Your objective — Reproduce the entries so that every line matches the original exactly.

[[ Dataset open ]]

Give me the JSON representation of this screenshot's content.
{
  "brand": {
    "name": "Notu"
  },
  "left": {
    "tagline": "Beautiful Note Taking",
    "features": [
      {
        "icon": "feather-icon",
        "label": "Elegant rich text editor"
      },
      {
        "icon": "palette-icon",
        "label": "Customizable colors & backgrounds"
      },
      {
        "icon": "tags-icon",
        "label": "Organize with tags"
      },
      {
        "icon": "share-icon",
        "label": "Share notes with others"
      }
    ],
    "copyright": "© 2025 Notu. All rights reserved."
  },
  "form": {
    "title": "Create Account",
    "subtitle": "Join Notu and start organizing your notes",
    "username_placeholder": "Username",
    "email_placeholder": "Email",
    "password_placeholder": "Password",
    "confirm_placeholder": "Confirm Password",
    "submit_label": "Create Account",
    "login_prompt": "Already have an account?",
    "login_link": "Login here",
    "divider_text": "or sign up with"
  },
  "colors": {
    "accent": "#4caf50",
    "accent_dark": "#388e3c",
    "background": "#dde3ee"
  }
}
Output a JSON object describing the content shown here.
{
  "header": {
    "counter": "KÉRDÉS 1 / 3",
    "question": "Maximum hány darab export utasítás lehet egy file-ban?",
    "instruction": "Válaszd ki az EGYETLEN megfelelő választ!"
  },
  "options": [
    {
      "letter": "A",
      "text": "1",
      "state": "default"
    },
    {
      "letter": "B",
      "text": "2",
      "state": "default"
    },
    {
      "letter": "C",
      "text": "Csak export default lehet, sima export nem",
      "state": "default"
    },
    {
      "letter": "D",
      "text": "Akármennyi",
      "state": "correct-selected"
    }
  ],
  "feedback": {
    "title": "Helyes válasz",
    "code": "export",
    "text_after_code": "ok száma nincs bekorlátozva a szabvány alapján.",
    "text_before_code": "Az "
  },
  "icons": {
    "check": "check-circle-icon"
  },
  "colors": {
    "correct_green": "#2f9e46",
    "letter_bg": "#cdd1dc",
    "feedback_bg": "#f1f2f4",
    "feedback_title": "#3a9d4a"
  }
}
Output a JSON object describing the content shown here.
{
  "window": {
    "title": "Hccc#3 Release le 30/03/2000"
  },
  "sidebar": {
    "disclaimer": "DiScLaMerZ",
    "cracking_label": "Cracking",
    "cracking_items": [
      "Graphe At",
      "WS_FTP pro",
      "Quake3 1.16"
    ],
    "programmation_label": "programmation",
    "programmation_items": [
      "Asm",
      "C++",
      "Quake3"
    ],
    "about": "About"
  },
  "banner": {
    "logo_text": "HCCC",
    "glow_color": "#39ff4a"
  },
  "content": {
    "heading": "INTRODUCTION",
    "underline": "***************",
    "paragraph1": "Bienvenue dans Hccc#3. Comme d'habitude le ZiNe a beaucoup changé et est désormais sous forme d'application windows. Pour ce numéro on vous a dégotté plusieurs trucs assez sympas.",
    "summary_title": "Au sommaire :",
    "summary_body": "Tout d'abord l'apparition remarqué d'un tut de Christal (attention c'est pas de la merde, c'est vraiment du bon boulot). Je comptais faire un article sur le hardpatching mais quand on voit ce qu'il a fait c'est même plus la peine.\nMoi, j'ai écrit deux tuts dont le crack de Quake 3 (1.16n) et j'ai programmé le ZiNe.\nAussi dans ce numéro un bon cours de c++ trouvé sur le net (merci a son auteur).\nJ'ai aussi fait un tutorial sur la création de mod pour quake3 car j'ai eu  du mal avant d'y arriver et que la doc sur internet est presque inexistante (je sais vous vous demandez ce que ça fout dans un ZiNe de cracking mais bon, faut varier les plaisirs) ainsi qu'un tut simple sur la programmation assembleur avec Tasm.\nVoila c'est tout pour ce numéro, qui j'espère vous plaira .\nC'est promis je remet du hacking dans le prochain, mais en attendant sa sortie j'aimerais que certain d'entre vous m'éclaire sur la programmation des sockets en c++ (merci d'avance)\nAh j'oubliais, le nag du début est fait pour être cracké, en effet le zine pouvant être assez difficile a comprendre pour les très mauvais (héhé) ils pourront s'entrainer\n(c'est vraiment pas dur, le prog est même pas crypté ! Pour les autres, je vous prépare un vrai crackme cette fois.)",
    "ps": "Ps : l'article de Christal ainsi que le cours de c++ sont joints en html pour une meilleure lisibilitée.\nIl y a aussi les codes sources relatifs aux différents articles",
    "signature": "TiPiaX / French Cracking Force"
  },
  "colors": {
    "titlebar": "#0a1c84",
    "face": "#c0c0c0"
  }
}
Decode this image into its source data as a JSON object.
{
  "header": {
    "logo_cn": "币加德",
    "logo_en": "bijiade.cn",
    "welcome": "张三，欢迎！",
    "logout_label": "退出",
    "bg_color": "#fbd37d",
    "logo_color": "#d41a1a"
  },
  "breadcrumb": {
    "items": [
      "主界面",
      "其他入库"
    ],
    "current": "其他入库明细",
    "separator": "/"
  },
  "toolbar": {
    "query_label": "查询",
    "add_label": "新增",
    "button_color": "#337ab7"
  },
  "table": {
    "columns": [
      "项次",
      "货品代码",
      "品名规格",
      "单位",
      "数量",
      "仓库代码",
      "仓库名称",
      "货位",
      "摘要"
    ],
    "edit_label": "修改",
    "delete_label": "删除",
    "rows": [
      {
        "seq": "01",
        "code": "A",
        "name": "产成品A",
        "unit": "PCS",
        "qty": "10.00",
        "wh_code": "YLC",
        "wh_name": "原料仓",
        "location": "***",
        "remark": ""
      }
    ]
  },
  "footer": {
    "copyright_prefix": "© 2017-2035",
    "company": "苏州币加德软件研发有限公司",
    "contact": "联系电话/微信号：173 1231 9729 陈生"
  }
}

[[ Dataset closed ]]

Response to the task —
Give me the JSON representation of this screenshot's content.
{
  "brand": {
    "name": "Notu"
  },
  "left": {
    "tagline": "Beautiful Note Taking",
    "features": [
      {
        "icon": "feather-icon",
        "label": "Elegant rich text editor"
      },
      {
        "icon": "palette-icon",
        "label": "Customizable colors & backgrounds"
      },
      {
        "icon": "tags-icon",
        "label": "Organize with tags"
      },
      {
        "icon": "share-icon",
        "label": "Share notes with others"
      }
    ],
    "copyright": "© 2025 Notu. All rights reserved."
  },
  "form": {
    "title": "Create Account",
    "subtitle": "Join Notu and start organizing your notes",
    "username_placeholder": "Username",
    "email_placeholder": "Email",
    "password_placeholder": "Password",
    "confirm_placeholder": "Confirm Password",
    "submit_label": "Create Account",
    "login_prompt": "Already have an account?",
    "login_link": "Login here",
    "divider_text": "or sign up with"
  },
  "colors": {
    "accent": "#4caf50",
    "accent_dark": "#388e3c",
    "background": "#dde3ee"
  }
}
Output a JSON object describing the content shown here.
{
  "header": {
    "counter": "KÉRDÉS 1 / 3",
    "question": "Maximum hány darab export utasítás lehet egy file-ban?",
    "instruction": "Válaszd ki az EGYETLEN megfelelő választ!"
  },
  "options": [
    {
      "letter": "A",
      "text": "1",
      "state": "default"
    },
    {
      "letter": "B",
      "text": "2",
      "state": "default"
    },
    {
      "letter": "C",
      "text": "Csak export default lehet, sima export nem",
      "state": "default"
    },
    {
      "letter": "D",
      "text": "Akármennyi",
      "state": "correct-selected"
    }
  ],
  "feedback": {
    "title": "Helyes válasz",
    "code": "export",
    "text_after_code": "ok száma nincs bekorlátozva a szabvány alapján.",
    "text_before_code": "Az "
  },
  "icons": {
    "check": "check-circle-icon"
  },
  "colors": {
    "correct_green": "#2f9e46",
    "letter_bg": "#cdd1dc",
    "feedback_bg": "#f1f2f4",
    "feedback_title": "#3a9d4a"
  }
}
Output a JSON object describing the content shown here.
{
  "window": {
    "title": "Hccc#3 Release le 30/03/2000"
  },
  "sidebar": {
    "disclaimer": "DiScLaMerZ",
    "cracking_label": "Cracking",
    "cracking_items": [
      "Graphe At",
      "WS_FTP pro",
      "Quake3 1.16"
    ],
    "programmation_label": "programmation",
    "programmation_items": [
      "Asm",
      "C++",
      "Quake3"
    ],
    "about": "About"
  },
  "banner": {
    "logo_text": "HCCC",
    "glow_color": "#39ff4a"
  },
  "content": {
    "heading": "INTRODUCTION",
    "underline": "***************",
    "paragraph1": "Bienvenue dans Hccc#3. Comme d'habitude le ZiNe a beaucoup changé et est désormais sous forme d'application windows. Pour ce numéro on vous a dégotté plusieurs trucs assez sympas.",
    "summary_title": "Au sommaire :",
    "summary_body": "Tout d'abord l'apparition remarqué d'un tut de Christal (attention c'est pas de la merde, c'est vraiment du bon boulot). Je comptais faire un article sur le hardpatching mais quand on voit ce qu'il a fait c'est même plus la peine.\nMoi, j'ai écrit deux tuts dont le crack de Quake 3 (1.16n) et j'ai programmé le ZiNe.\nAussi dans ce numéro un bon cours de c++ trouvé sur le net (merci a son auteur).\nJ'ai aussi fait un tutorial sur la création de mod pour quake3 car j'ai eu  du mal avant d'y arriver et que la doc sur internet est presque inexistante (je sais vous vous demandez ce que ça fout dans un ZiNe de cracking mais bon, faut varier les plaisirs) ainsi qu'un tut simple sur la programmation assembleur avec Tasm.\nVoila c'est tout pour ce numéro, qui j'espère vous plaira .\nC'est promis je remet du hacking dans le prochain, mais en attendant sa sortie j'aimerais que certain d'entre vous m'éclaire sur la programmation des sockets en c++ (merci d'avance)\nAh j'oubliais, le nag du début est fait pour être cracké, en effet le zine pouvant être assez difficile a comprendre pour les très mauvais (héhé) ils pourront s'entrainer\n(c'est vraiment pas dur, le prog est même pas crypté ! Pour les autres, je vous prépare un vrai crackme cette fois.)",
    "ps": "Ps : l'article de Christal ainsi que le cours de c++ sont joints en html pour une meilleure lisibilitée.\nIl y a aussi les codes sources relatifs aux différents articles",
    "signature": "TiPiaX / French Cracking Force"
  },
  "colors": {
    "titlebar": "#0a1c84",
    "face": "#c0c0c0"
  }
}
Decode this image into its source data as a JSON object.
{
  "header": {
    "logo_cn": "币加德",
    "logo_en": "bijiade.cn",
    "welcome": "张三，欢迎！",
    "logout_label": "退出",
    "bg_color": "#fbd37d",
    "logo_color": "#d41a1a"
  },
  "breadcrumb": {
    "items": [
      "主界面",
      "其他入库"
    ],
    "current": "其他入库明细",
    "separator": "/"
  },
  "toolbar": {
    "query_label": "查询",
    "add_label": "新增",
    "button_color": "#337ab7"
  },
  "table": {
    "columns": [
      "项次",
      "货品代码",
      "品名规格",
      "单位",
      "数量",
      "仓库代码",
      "仓库名称",
      "货位",
      "摘要"
    ],
    "edit_label": "修改",
    "delete_label": "删除",
    "rows": [
      {
        "seq": "01",
        "code": "A",
        "name": "产成品A",
        "unit": "PCS",
        "qty": "10.00",
        "wh_code": "YLC",
        "wh_name": "原料仓",
        "location": "***",
        "remark": ""
      }
    ]
  },
  "footer": {
    "copyright_prefix": "© 2017-2035",
    "company": "苏州币加德软件研发有限公司",
    "contact": "联系电话/微信号：173 1231 9729 陈生"
  }
}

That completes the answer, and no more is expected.